In the world of comics there are the comics which are considered, well, kids-stuff by the non-initiated. In this silo fall the comics that they make blockbusters of: Spiderman, Superman, et. al.
Then there are the world of Literary Comics, the comics that those who shrug their shoulders at the oeuvre of the first style know that they will be thrown out of hipster High for dissing ( nota bene: there’s some overlap in these two camps cf. The Dark Knight Returns, Death of Superman arc, etc.). Chief among these would be anything by Alan Moore but assuredly most embodied in his magnum opus: “The Watchmen”
The third silo would be “Serious Comics for Grownups”. This genre was assuredly ushered in by Art Spiegelman’s “Maus”, a grim recounting of the holocaust with Jews portrayed by mice, and Nazis portrayed by cats.
Among this latter category emerged, in my awareness, Marjane Satrapi’s “Persepolis”, in the early 2000’s. I remember thinking that the drawings were so simple and so plain, but the story of a young girl during pre-Revolutionary Iran was an immediate hook.
My only relationship to Iran had been a hazy recollection of badness during the Reagan years and then that they were a koo-koo theocracy.
Over the years, and especially during my years in California where I met Persians, I came to realize that it’s a country of incredible erudition, of incredibly beauty, and incredible complexity. Persia was the land of Darius, of Xerxes, of Alexander, of the gateway to India, to the place where, on the silk Road, Hindu met Christian met Buddhist met the Cult of Mithras. It’s truly the touchpoint of the philosophic east and the philosophic west.

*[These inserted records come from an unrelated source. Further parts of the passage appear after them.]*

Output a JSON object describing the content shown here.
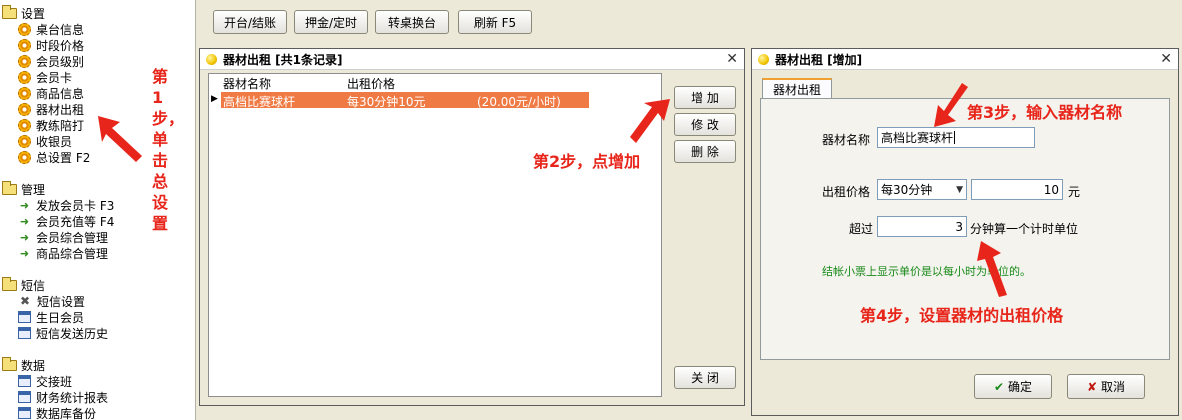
{
  "sidebar": {
    "groups": [
      {
        "label": "设置",
        "items": [
          {
            "label": "桌台信息",
            "icon": "gear-icon"
          },
          {
            "label": "时段价格",
            "icon": "gear-icon"
          },
          {
            "label": "会员级别",
            "icon": "gear-icon"
          },
          {
            "label": "会员卡",
            "icon": "gear-icon"
          },
          {
            "label": "商品信息",
            "icon": "gear-icon"
          },
          {
            "label": "器材出租",
            "icon": "gear-icon"
          },
          {
            "label": "教练陪打",
            "icon": "gear-icon"
          },
          {
            "label": "收银员",
            "icon": "gear-icon"
          },
          {
            "label": "总设置 F2",
            "icon": "gear-icon"
          }
        ]
      },
      {
        "label": "管理",
        "items": [
          {
            "label": "发放会员卡 F3",
            "icon": "green-arrow-icon"
          },
          {
            "label": "会员充值等 F4",
            "icon": "green-arrow-icon"
          },
          {
            "label": "会员综合管理",
            "icon": "green-arrow-icon"
          },
          {
            "label": "商品综合管理",
            "icon": "green-arrow-icon"
          }
        ]
      },
      {
        "label": "短信",
        "items": [
          {
            "label": "短信设置",
            "icon": "tools-icon"
          },
          {
            "label": "生日会员",
            "icon": "window-icon"
          },
          {
            "label": "短信发送历史",
            "icon": "window-icon"
          }
        ]
      },
      {
        "label": "数据",
        "items": [
          {
            "label": "交接班",
            "icon": "window-icon"
          },
          {
            "label": "财务统计报表",
            "icon": "window-icon"
          },
          {
            "label": "数据库备份",
            "icon": "window-icon"
          }
        ]
      }
    ]
  },
  "annotations": {
    "step1": "第1步，单击总设置",
    "step2": "第2步，点增加",
    "step3": "第3步，输入器材名称",
    "step4": "第4步，设置器材的出租价格"
  },
  "toolbar": {
    "open_close": "开台/结账",
    "deposit_timer": "押金/定时",
    "transfer_table": "转桌换台",
    "refresh": "刷新 F5"
  },
  "list_dialog": {
    "title": "器材出租 [共1条记录]",
    "columns": [
      "器材名称",
      "出租价格"
    ],
    "rows": [
      {
        "name": "高档比赛球杆",
        "price": "每30分钟10元",
        "rate": "(20.00元/小时)"
      }
    ],
    "buttons": {
      "add": "增 加",
      "edit": "修 改",
      "delete": "删 除",
      "close": "关 闭"
    }
  },
  "add_dialog": {
    "title": "器材出租 [增加]",
    "tab": "器材出租",
    "name_label": "器材名称",
    "name_value": "高档比赛球杆",
    "price_label": "出租价格",
    "period_option": "每30分钟",
    "price_value": "10",
    "price_unit": "元",
    "exceed_label": "超过",
    "exceed_value": "3",
    "exceed_suffix": "分钟算一个计时单位",
    "note": "结帐小票上显示单价是以每小时为单位的。",
    "ok": "确定",
    "cancel": "取消"
  },
  "colors": {
    "selected_row": "#f07a43",
    "annotation": "#e8251a",
    "note": "#178a17"
  }
}
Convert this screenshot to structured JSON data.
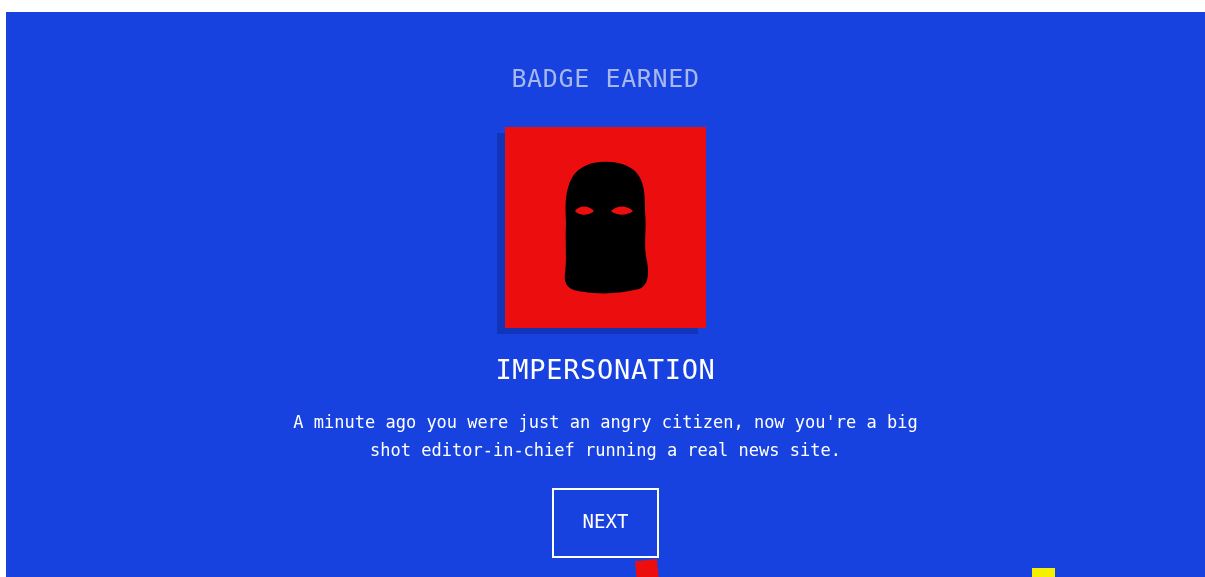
{
  "heading": "BADGE EARNED",
  "badge": {
    "title": "IMPERSONATION",
    "description": "A minute ago you were just an angry citizen, now you're a big shot editor-in-chief running a real news site."
  },
  "next_button": {
    "label": "NEXT"
  }
}
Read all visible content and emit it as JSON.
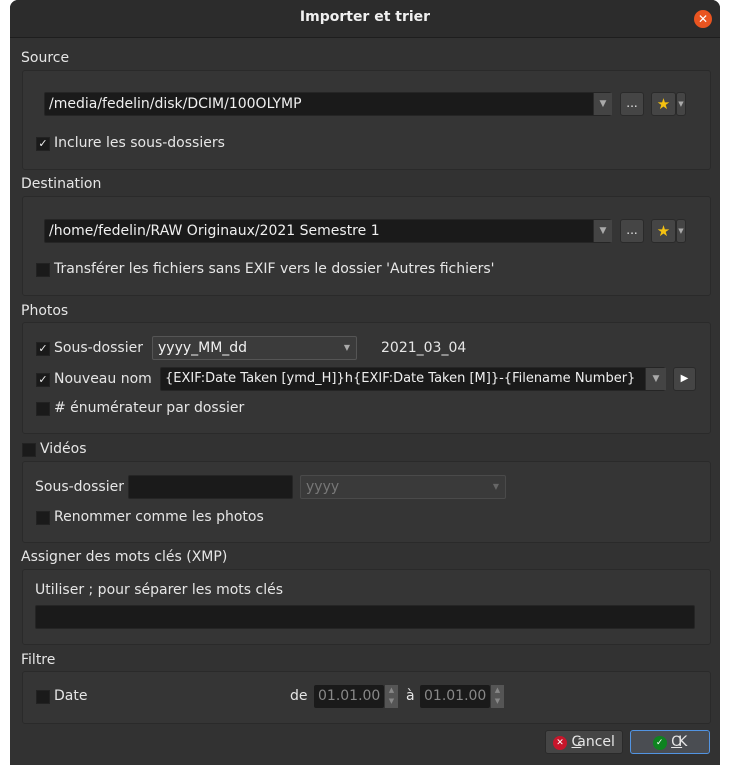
{
  "window": {
    "title": "Importer et trier"
  },
  "source": {
    "label": "Source",
    "path": "/media/fedelin/disk/DCIM/100OLYMP",
    "browse": "...",
    "include_subfolders": {
      "label": "Inclure les sous-dossiers",
      "checked": true
    }
  },
  "destination": {
    "label": "Destination",
    "path": "/home/fedelin/RAW Originaux/2021 Semestre 1",
    "browse": "...",
    "no_exif": {
      "label": "Transférer les fichiers sans EXIF vers le dossier 'Autres fichiers'",
      "checked": false
    }
  },
  "photos": {
    "label": "Photos",
    "subfolder": {
      "label": "Sous-dossier",
      "checked": true,
      "format": "yyyy_MM_dd",
      "preview": "2021_03_04"
    },
    "rename": {
      "label": "Nouveau nom",
      "checked": true,
      "pattern": "{EXIF:Date Taken [ymd_H]}h{EXIF:Date Taken [M]}-{Filename Number}"
    },
    "enumerator": {
      "label": "# énumérateur par dossier",
      "checked": false
    }
  },
  "videos": {
    "label": "Vidéos",
    "checked": false,
    "subfolder_label": "Sous-dossier",
    "subfolder_value": "",
    "format": "yyyy",
    "rename_like_photos": {
      "label": "Renommer comme les photos",
      "checked": false
    }
  },
  "keywords": {
    "label": "Assigner des mots clés (XMP)",
    "hint": "Utiliser ; pour séparer les mots clés",
    "value": ""
  },
  "filter": {
    "label": "Filtre",
    "date": {
      "label": "Date",
      "checked": false
    },
    "from_label": "de",
    "from": "01.01.00",
    "to_label": "à",
    "to": "01.01.00"
  },
  "buttons": {
    "cancel_u": "C",
    "cancel_rest": "ancel",
    "ok_u": "O",
    "ok_rest": "K"
  },
  "colors": {
    "accent": "#e95420",
    "cancel_icon": "#c7162b",
    "ok_icon": "#0e8420",
    "focus": "#5294e2"
  }
}
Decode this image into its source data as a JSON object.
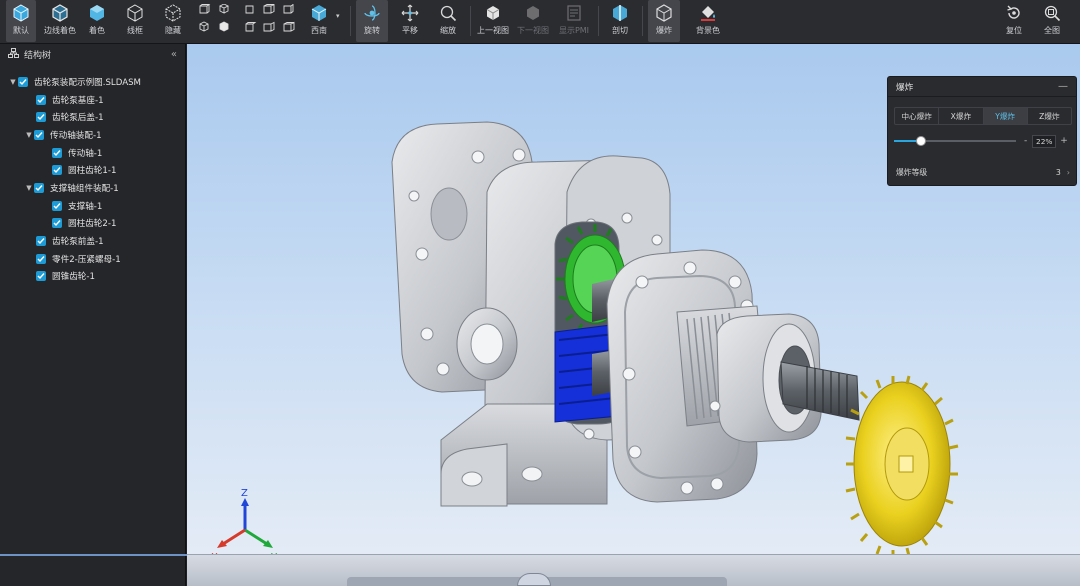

“Persepolis” has just been made into a beautifully animated move which is, in measures, partly the recounting of teen angst + hijab, the sorrow of being an intellectual family and having loved ones jailed or worse, of being an Iranian who saw her neighbor’s home take a missile, and an education of how the CIA helped install a corrupt regime ( and educated the torturer class ) and how the West happily armed both sides in the Iran - Iraq war, making the atmosphere ripe for no(know?)-nothing theocrats to seize power.
Best intentions, eh?
In any case, this story is the tragedy of a broken land and of a girl’s heart breaking in the process. It’s the story of finding that pure pride of being from the land that kisses the Caspian in spite of the shambles, and bravely entering a world that will look down upon you for what they think you are. It is the story of being strong, of loving freedom, and of the sweetness that no one can deprive you of: the smell of jasmine and rich cigarettes.
The animated feature is highly impressionistic, fades in and out portrays clinical depression, homelessness, fury, death, and torture in a way that such they’re not required to be shown in order to be shocking.
A great bit of voice casting is real-life mother and daughter Catherine Denuve and Chiara Mastroiani voicing the protagonist’s mother and little “Marji” herself.
The soundtrack is also wonderful, Olivier Bernet’s strings manage to convey whimsy, depression, dreams, and tears in a way that perfectly complements the visuals. In fact, it distinctly made “Eye of the Tiger” seem to be an 80’s re-interpretation of the message of “We The Living” - and that’s saying something
It’s a lovely film, just as powerful and tragic as “Life is Beautiful” but rendered from a Middle Eastern perspective.
If it’s playing in your town, do not miss the chance to enjoy this special film.